IUSSI conference in Brazil

This year we had the most important meeting for ant researchers - the international conference of the IUSSI that takes place only once every four years. This time the conference was hosted by the Brazilian section of IUSSI. We met with many hundreds of social insect researchers in a very nice seaside resort close to São Paulo. Pnina and Eyal represented the lab, and presented results on the population genomic study of Solenopsis fire ants (by Pnina), the behavioral/genetic study of social information transfer in tandem running ants (by Daphna), and the evolutionary study of the Juvenile Hormone Esterases in trophallaxis fluid (by Amir in collaboration with Adria LeBoeuf). There was lots of great social insect science and lots of interactions with colleagues and friends, for both collaboration and fun!

Here are some great photos (by Pnina, of course) of some amazing Brazilian ants from that region:

Minerva School on Sociogenomics

We organized a German-Israeli Minerva School on "New Frontiers in Sociobiology and Sociogenomics" together with Guy Bloch from the Hebrew University, Juergen Gadau from the University of Muenster, and Judith Korb from the University of Freiburg. The School was held in beautiful Hagoshrim in northern Israel for a whole week. Ten German and ten Israeli grad students and postdocs attended the school, which was taught by lecturers from Germany and Israel - see the School's website.

(Juergen is unfortunately missing in this photo - he took it!)

Rana's odorant receptor paper published

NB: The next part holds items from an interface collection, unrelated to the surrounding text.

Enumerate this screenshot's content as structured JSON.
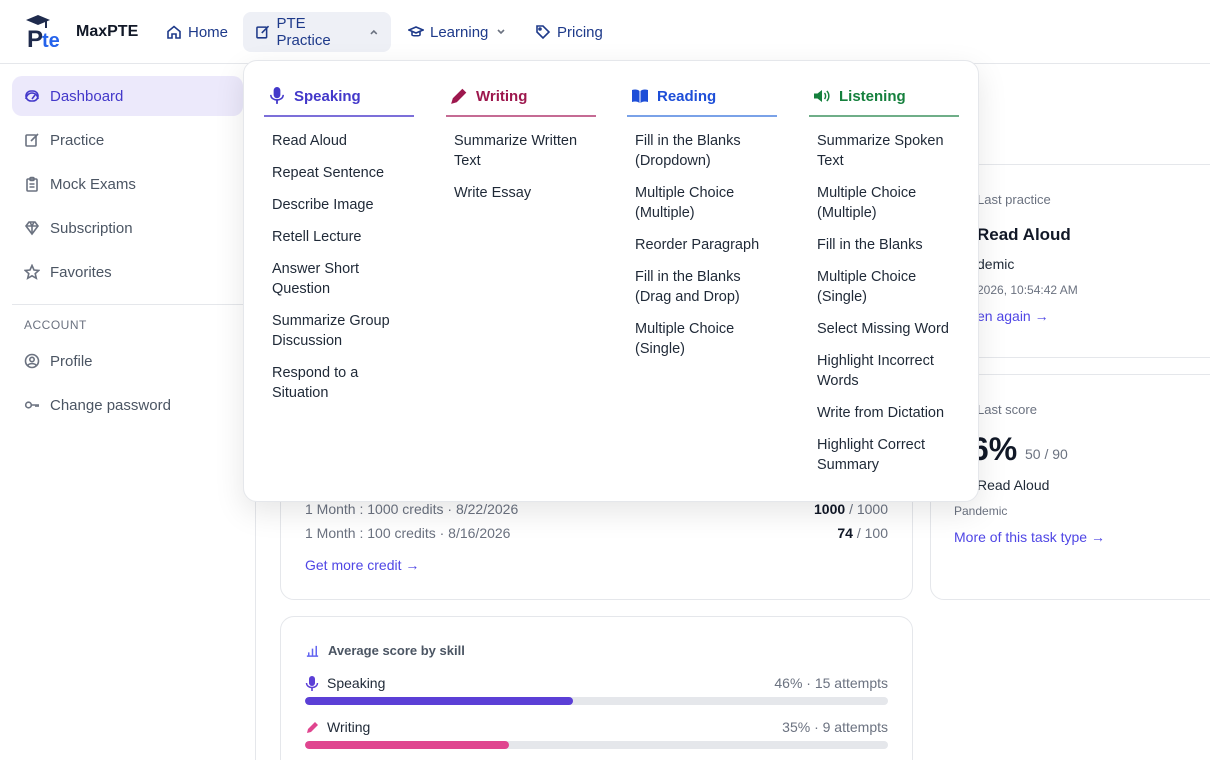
{
  "brand": {
    "name": "MaxPTE",
    "logo_letters": "Pte"
  },
  "nav": {
    "home": "Home",
    "pte_practice": "PTE Practice",
    "learning": "Learning",
    "pricing": "Pricing"
  },
  "sidebar": {
    "items": [
      {
        "label": "Dashboard",
        "icon": "gauge-icon"
      },
      {
        "label": "Practice",
        "icon": "edit-icon"
      },
      {
        "label": "Mock Exams",
        "icon": "clipboard-icon"
      },
      {
        "label": "Subscription",
        "icon": "diamond-icon"
      },
      {
        "label": "Favorites",
        "icon": "star-icon"
      }
    ],
    "section_label": "ACCOUNT",
    "account_items": [
      {
        "label": "Profile",
        "icon": "user-circle-icon"
      },
      {
        "label": "Change password",
        "icon": "key-icon"
      }
    ]
  },
  "mega_menu": {
    "columns": [
      {
        "title": "Speaking",
        "color": "#4338ca",
        "items": [
          "Read Aloud",
          "Repeat Sentence",
          "Describe Image",
          "Retell Lecture",
          "Answer Short Question",
          "Summarize Group Discussion",
          "Respond to a Situation"
        ]
      },
      {
        "title": "Writing",
        "color": "#9d174d",
        "items": [
          "Summarize Written Text",
          "Write Essay"
        ]
      },
      {
        "title": "Reading",
        "color": "#1d4ed8",
        "items": [
          "Fill in the Blanks (Dropdown)",
          "Multiple Choice (Multiple)",
          "Reorder Paragraph",
          "Fill in the Blanks (Drag and Drop)",
          "Multiple Choice (Single)"
        ]
      },
      {
        "title": "Listening",
        "color": "#15803d",
        "items": [
          "Summarize Spoken Text",
          "Multiple Choice (Multiple)",
          "Fill in the Blanks",
          "Multiple Choice (Single)",
          "Select Missing Word",
          "Highlight Incorrect Words",
          "Write from Dictation",
          "Highlight Correct Summary"
        ]
      }
    ]
  },
  "credits": {
    "rows": [
      {
        "label": "1 Month : 1000 credits · 8/22/2026",
        "used": "1000",
        "total": "/ 1000"
      },
      {
        "label": "1 Month : 100 credits · 8/16/2026",
        "used": "74",
        "total": "/ 100"
      }
    ],
    "link": "Get more credit →"
  },
  "last_practice": {
    "label": "Last practice",
    "task": "Read Aloud",
    "topic": "demic",
    "time": "2026, 10:54:42 AM",
    "link": "en again →"
  },
  "last_score": {
    "label": "Last score",
    "score": "6%",
    "raw": "50 / 90",
    "task": "Read Aloud",
    "topic": "Pandemic",
    "link": "More of this task type →"
  },
  "avg_skill": {
    "title": "Average score by skill",
    "skills": [
      {
        "name": "Speaking",
        "stat": "46% · 15 attempts",
        "pct": 46,
        "color": "#5b3fd6"
      },
      {
        "name": "Writing",
        "stat": "35% · 9 attempts",
        "pct": 35,
        "color": "#e0458f"
      }
    ]
  }
}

Rana's evolutionary study of the gene family of the odorant receptors (ORs) in ants was published in Genome Biology and Evolution! We found evidence for widespread positive selection following the extensive duplications of ORs in all ant lineages. Positively selected amino acid sites were especially concentrated around the putative ligand binding site, which indicates adaptive evolution of these receptors to recognize more diverse odors. We suggest that ant ORs evolved to recognize new and more diverse vocabulary of pheromones that they use for chemical communication.